Cotton/Melon Aphid – Aphis gossypii

Cotton Melon Aphid: Appearance, Territory, Damage and Life

Latin name: Aphis Gossypii

Appearances: The body is a wide range of colors, with the most common being light green mottled with dark green, but whitish, yellow, pale green, and dark green varieties also appear. The tibiae and tarsi tips are black, whereas the legs are whitish. This is a little aphid, much smaller than the majority of aphids. The winged adults are around 1.25 millimeters long, with a soft body and a yellow to dark green coloration, as well as a black head and thorax. At repose, the wings are held roof-like over the abdomen. Adults with no wings are typically 1.0 to 1.5 millimeters long, uniformly colored, and yellow to dark green in hue. The antennae and cornicles of a winged juvenile are shorter than those of an adult.

Host plants: Melon aphids can feed on a broad variety of plants. In Florida, at least 60 host plants have been identified, with an estimated 700 worldwide. It can be a major pest on watermelon, cucumber, and cantaloupe, as well as squash and pumpkin to a lesser extent.

Territory: The melon aphid can be found in tropical and temperate locations all over the planet, with the exception of the far north.
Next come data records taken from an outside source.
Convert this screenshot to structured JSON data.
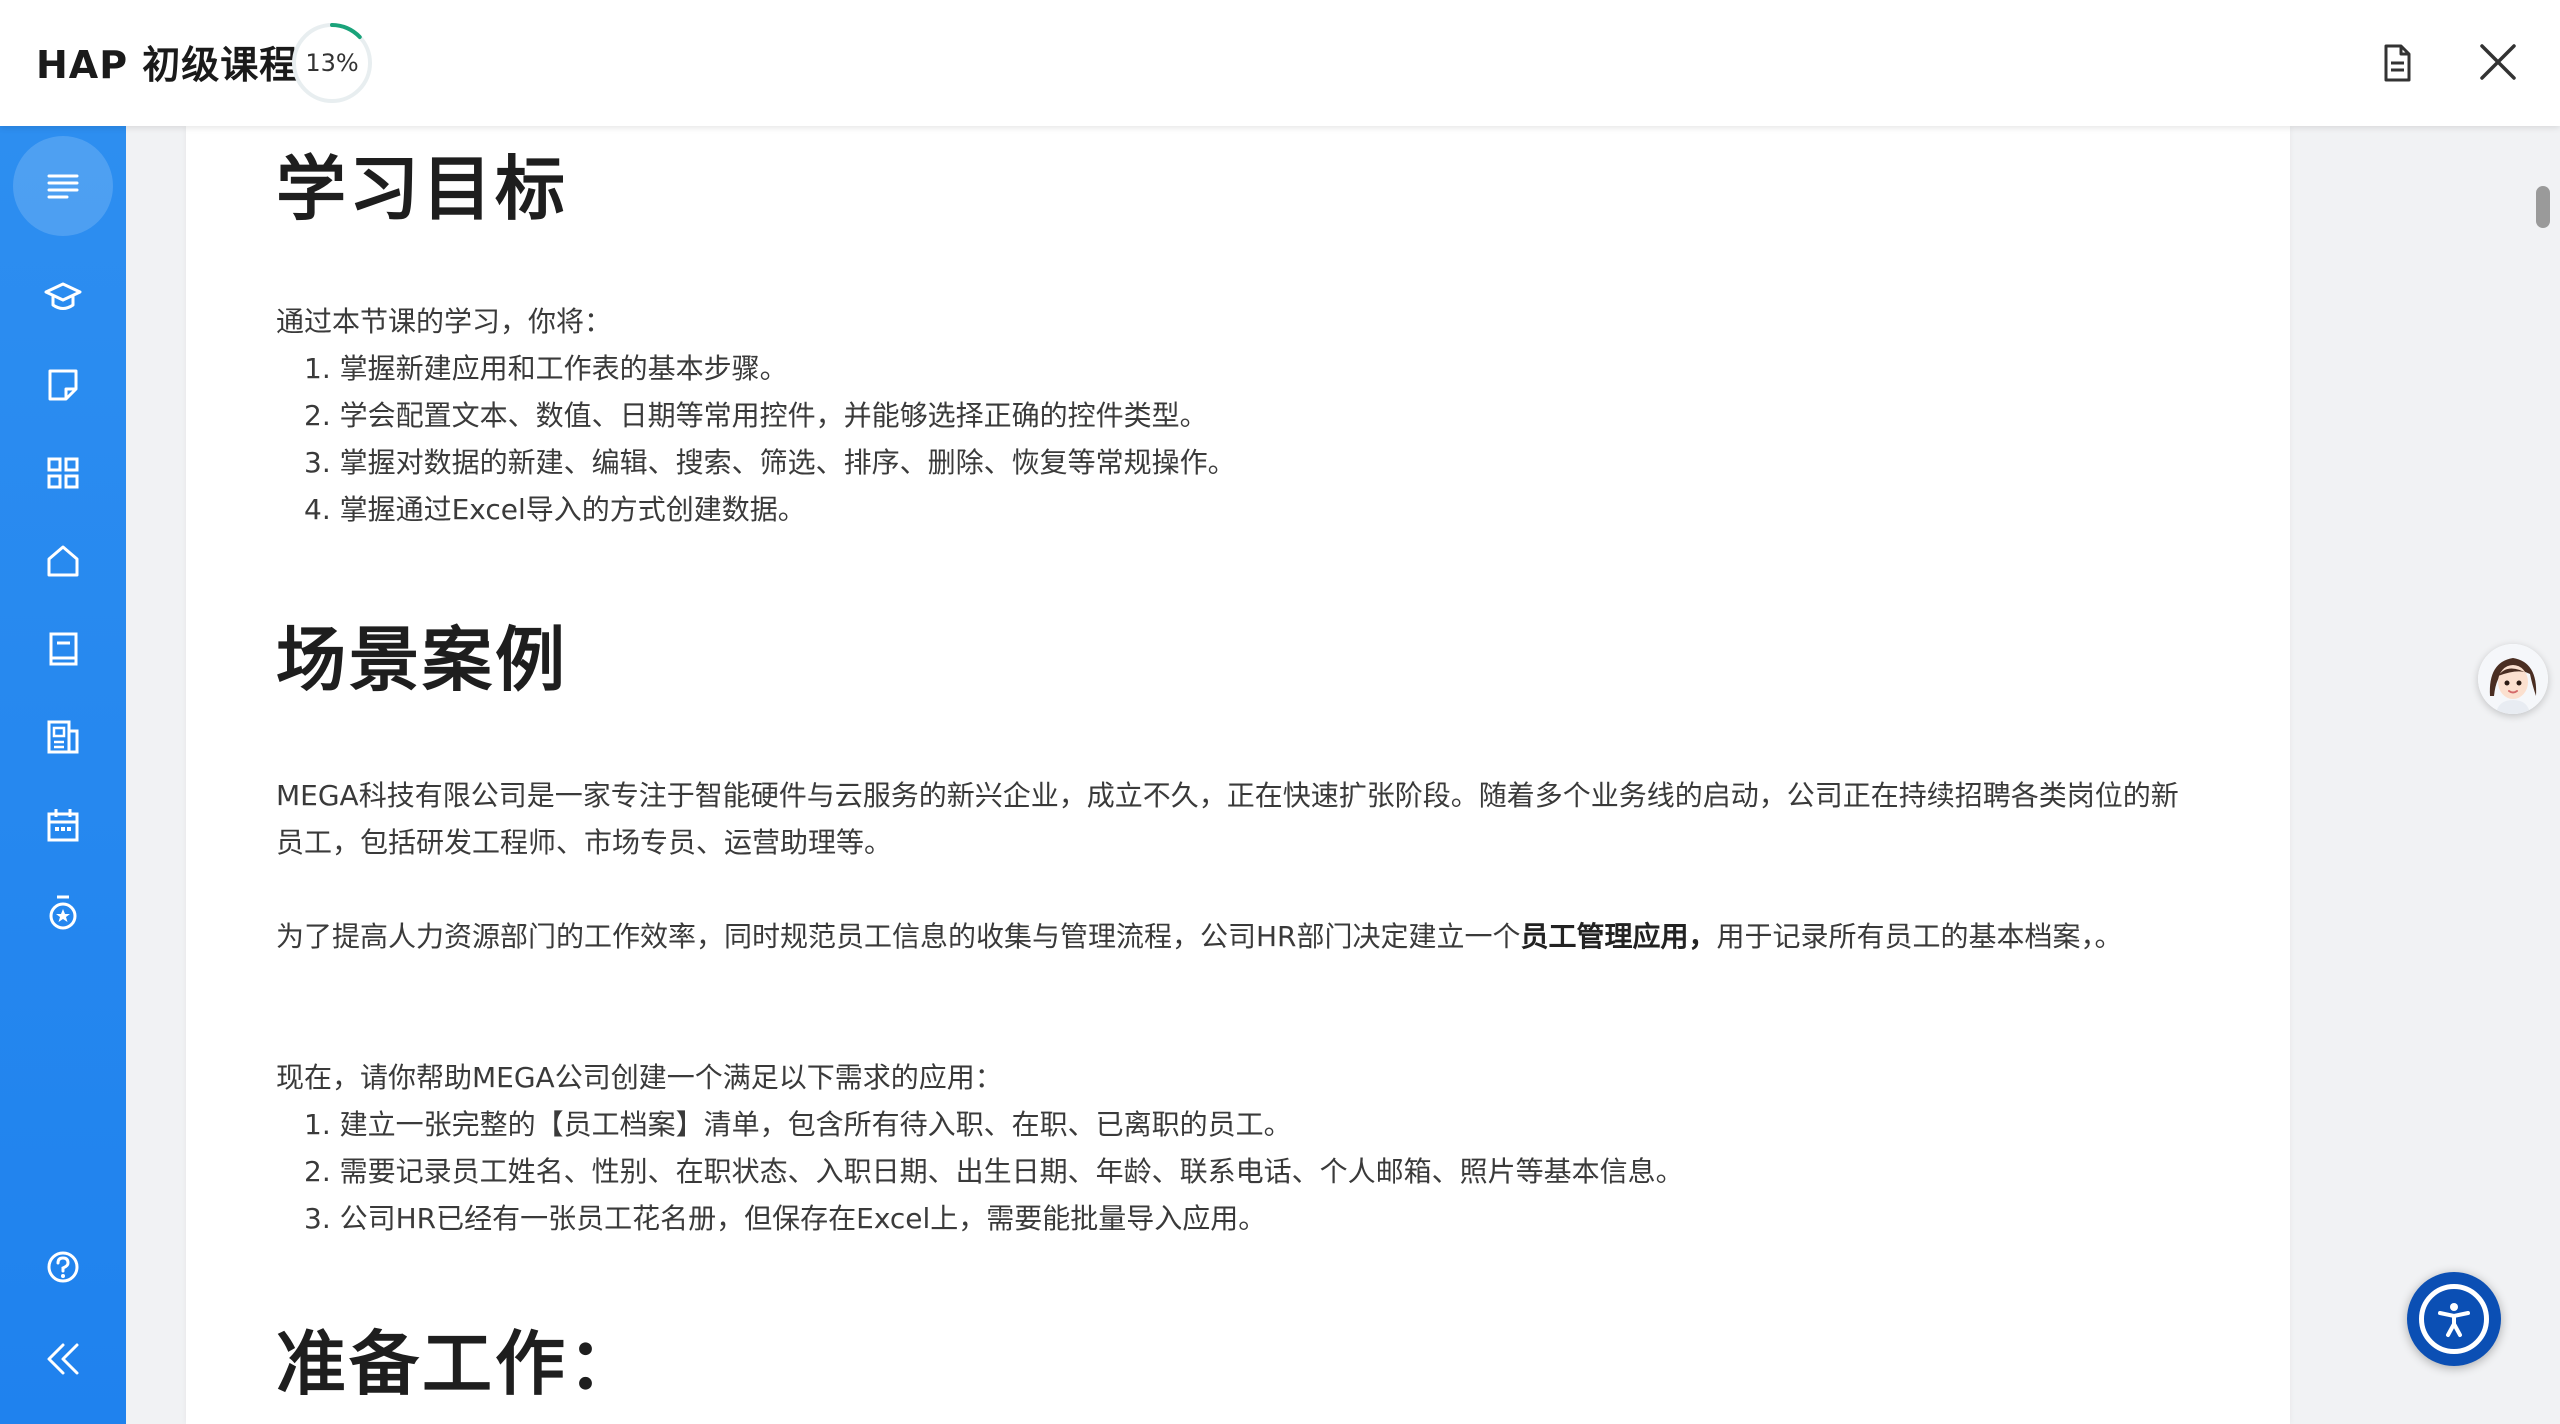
{
  "header": {
    "title": "HAP 初级课程",
    "progress_percent": 13,
    "progress_label": "13%",
    "icons": {
      "document": "document-icon",
      "close": "close-icon"
    }
  },
  "sidebar": {
    "items": [
      {
        "name": "outline",
        "icon": "list-lines-icon",
        "active": true
      },
      {
        "name": "course",
        "icon": "graduation-cap-icon"
      },
      {
        "name": "notes",
        "icon": "note-icon"
      },
      {
        "name": "apps",
        "icon": "grid-apps-icon"
      },
      {
        "name": "home",
        "icon": "home-icon"
      },
      {
        "name": "book",
        "icon": "book-icon"
      },
      {
        "name": "articles",
        "icon": "article-icon"
      },
      {
        "name": "calendar",
        "icon": "calendar-icon"
      },
      {
        "name": "award",
        "icon": "medal-icon"
      }
    ],
    "bottom": [
      {
        "name": "help",
        "icon": "help-circle-icon"
      },
      {
        "name": "collapse",
        "icon": "double-chevron-left-icon"
      }
    ]
  },
  "content": {
    "section1": {
      "heading": "学习目标",
      "intro": "通过本节课的学习，你将：",
      "items": [
        "1. 掌握新建应用和工作表的基本步骤。",
        "2. 学会配置文本、数值、日期等常用控件，并能够选择正确的控件类型。",
        "3. 掌握对数据的新建、编辑、搜索、筛选、排序、删除、恢复等常规操作。",
        "4. 掌握通过Excel导入的方式创建数据。"
      ]
    },
    "section2": {
      "heading": "场景案例",
      "para1": "MEGA科技有限公司是一家专注于智能硬件与云服务的新兴企业，成立不久，正在快速扩张阶段。随着多个业务线的启动，公司正在持续招聘各类岗位的新员工，包括研发工程师、市场专员、运营助理等。",
      "para2_before": "为了提高人力资源部门的工作效率，同时规范员工信息的收集与管理流程，公司HR部门决定建立一个",
      "para2_bold": "员工管理应用，",
      "para2_after": "用于记录所有员工的基本档案，。",
      "para3": "现在，请你帮助MEGA公司创建一个满足以下需求的应用：",
      "items": [
        "1. 建立一张完整的【员工档案】清单，包含所有待入职、在职、已离职的员工。",
        "2. 需要记录员工姓名、性别、在职状态、入职日期、出生日期、年龄、联系电话、个人邮箱、照片等基本信息。",
        "3. 公司HR已经有一张员工花名册，但保存在Excel上，需要能批量导入应用。"
      ]
    },
    "section3": {
      "heading": "准备工作："
    }
  },
  "floating": {
    "assistant": "assistant-avatar",
    "accessibility": "accessibility-icon"
  },
  "colors": {
    "sidebar": "#2d8ef0",
    "progress_arc": "#1aa37a",
    "progress_track": "#e8eef0",
    "fab": "#0b4fb4"
  }
}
It is a typical pest in the southeast and southwest of the United States, but it can cause damage anywhere.

Damage insect caused: Melon aphids eat the plant’s nutrients by sucking them from the underside of leaves or the developing tips of vines. The foliage may turn chlorotic and perish too soon. Their feeding also produces a lot of leaf bending and distortion, which reduces the plant’s photosynthetic ability. Furthermore, they generate a lot of honeydew, which serves as a substrate for the formation of sooty mold, lowering the quality of the fruit and reducing the photosynthetic potential of the foliage.

Life cycle and habits: The north and south have vastly different life cycles. Female nymphs hatch from eggs on the primary hosts in the spring in the north. They may spend the entire summer on this host, feeding, maturing, and reproducing parthenogenetically (viviparously), or they may generate winged females that disperse to secondary hosts and create new colonies. The dispersants usually feed on fresh growth and can produce both wingless (apterous) and winged (alate) female progeny. The generation of winged forms predominates in high-density conditions, when the host plant deteriorates, or when fall arrives. Small yellow or white aphids are also produced during stressful periods for the host plant.